The Gran Quivira unit of Salinas Pueblo Missions National Monument is the largest of the three units at 611 acres. Prior to Spanish contact, Gran Quivira was a vast city with multiple pueblos and kivas. Mound 7, a 226 room structure from the Pueblo IV period (A.D.1275/1300-1600), is the largest and only fully excavated pueblo at the site. During the excavation, an older Circular Pueblo was discovered under Mound 7. First contact with the Spanish probably happened in 1583 with the arrival of Don Antonio de Espejo who mentions a settlement that sounds very similar to Gran Quivira. The Spanish returned in 1598 with the expedition of Don Juan de Oñate who was the first Spaniard to colonize what would become New Mexico. Oñate visited a pueblo he called Las Humanas which was the southernmost settlement.
As part of the mission system, Las Humanas (Gran Quivira) was first placed under the Pecos Mission District. Later, with the arrival of Fray Alonso de Benavides in 1626, Gran Quivira was given more attention and later became a visita (a satellite mission without a resident Father) of Abó in 1629. That same year construction began on the first permanent mission at Gran Quivira. Under the supervision of Fray Francisco Letrado, rooms on the west end of Mound 7 (Letrado’s Convento) were used by the Spanish for housing and probably an early chapel. Letrado was moved to the Zuni Pueblo in 1631 and Gran Quivira came under the control of Fray Francisco de Acevedo at the Abó Mission. Construction on Iglesia de San Isidro was completed in 1635. In 1659 Fray Diego de Santander was permanently assigned to Gran Quivira. Soon after, construction on a new larger church, San Buenaventura, began. By 1672 a combination of disease, drought, famine, and Apache raiding led to the abandonment of Gran Quivira.
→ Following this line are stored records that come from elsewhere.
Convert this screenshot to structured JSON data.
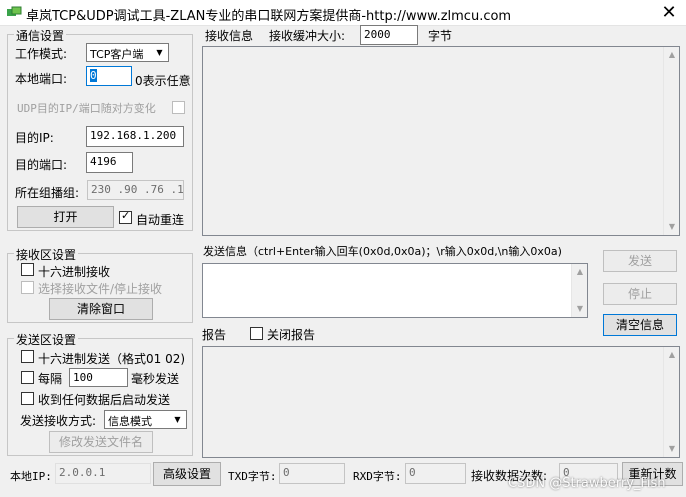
{
  "window": {
    "title": "卓岚TCP&UDP调试工具-ZLAN专业的串口联网方案提供商-http://www.zlmcu.com",
    "close_glyph": "✕"
  },
  "comm": {
    "legend": "通信设置",
    "mode_label": "工作模式:",
    "mode_value": "TCP客户端",
    "local_port_label": "本地端口:",
    "local_port_value": "0",
    "local_port_hint": "0表示任意",
    "random_dest_label": "UDP目的IP/端口随对方变化",
    "dest_ip_label": "目的IP:",
    "dest_ip_value": "192.168.1.200",
    "dest_port_label": "目的端口:",
    "dest_port_value": "4196",
    "multicast_label": "所在组播组:",
    "multicast_value": "230 .90 .76 .1",
    "open_button": "打开",
    "auto_reconnect_label": "自动重连",
    "auto_reconnect_checked": true
  },
  "recv_settings": {
    "legend": "接收区设置",
    "hex_recv_label": "十六进制接收",
    "recv_file_label": "选择接收文件/停止接收",
    "clear_button": "清除窗口"
  },
  "send_settings": {
    "legend": "发送区设置",
    "hex_send_label": "十六进制发送（格式01 02)",
    "every_label": "每隔",
    "every_value": "100",
    "ms_send_label": "毫秒发送",
    "send_on_recv_label": "收到任何数据后启动发送",
    "send_mode_label": "发送接收方式:",
    "send_mode_value": "信息模式",
    "modify_file_button": "修改发送文件名"
  },
  "recv_panel": {
    "label": "接收信息",
    "buffer_label": "接收缓冲大小:",
    "buffer_value": "2000",
    "buffer_unit": "字节"
  },
  "send_panel": {
    "label": "发送信息（ctrl+Enter输入回车(0x0d,0x0a)；\\r输入0x0d,\\n输入0x0a)",
    "send_button": "发送",
    "stop_button": "停止",
    "clear_info_button": "清空信息"
  },
  "report": {
    "label": "报告",
    "close_report_label": "关闭报告"
  },
  "status": {
    "local_ip_label": "本地IP:",
    "local_ip_value": "2.0.0.1",
    "advanced_button": "高级设置",
    "txd_label": "TXD字节:",
    "txd_value": "0",
    "rxd_label": "RXD字节:",
    "rxd_value": "0",
    "recv_count_label": "接收数据次数:",
    "recv_count_value": "0",
    "reset_count_button": "重新计数",
    "watermark": "CSDN @Strawberry_Fish"
  },
  "colors": {
    "app_icon": "#3aa34a",
    "focus_border": "#0078d7",
    "selection": "#0078d7"
  }
}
This site, sitting atop Chupadera Mesa, has magnificent views into the Estancia Valley below, but, without even a trace of water, is limited to the typical birds associated with a near-pristine juniper-savannah landscape. During the breeding season, these would include the Mourning Dove, Ash-throated Flycatcher, Western Scrub-Jay, Bewick’s Wren, Juniper Titmouse, Chipping Sparrow, Spotted Towhee, Rock Wren, Say’s Phoebe, and the occasional Gray Flycatcher.
From Gran Quivira webpage
About Salinas Pueblo Missions National Monument
Tucked away in the middle of New Mexico you’ll find Salinas Pueblo Missions National Monument. Its three distinct sites offer a glimpse into a unique time in history, a time entrenched with cultural borrowing, conflict, and struggles. These sites continue to stand as reminders of the Spanish and Pueblo peoples’ early encounters and prompt exploration of today’s interactions among different people.
By National Park standards Salinas has modest dimensions, scarcely exceeding 1000 acres, and even these are not contiguous, but split into three units spaced as far as 35 miles apart. And yet, while considerable diversity of birds and habitats might have been expected in such a scattershot park, the homogeneity of habitat in this piñon/juniper life zone is a decidedly unifying factor, which allows the Salinas bird list to be broadly applicable to all three units. Still, each of the units (Gran Quivira, Quarai, and Abó) has its distinctive signature, dependent in large measure on the availability of wetland resources. Amazingly, in seven short years (1996-2002) more than 150 bird species were documented for Salinas. And if you’re looking for birds, Quarai is the place to find them.
From Salinas Pueblo Missions National Monument webpage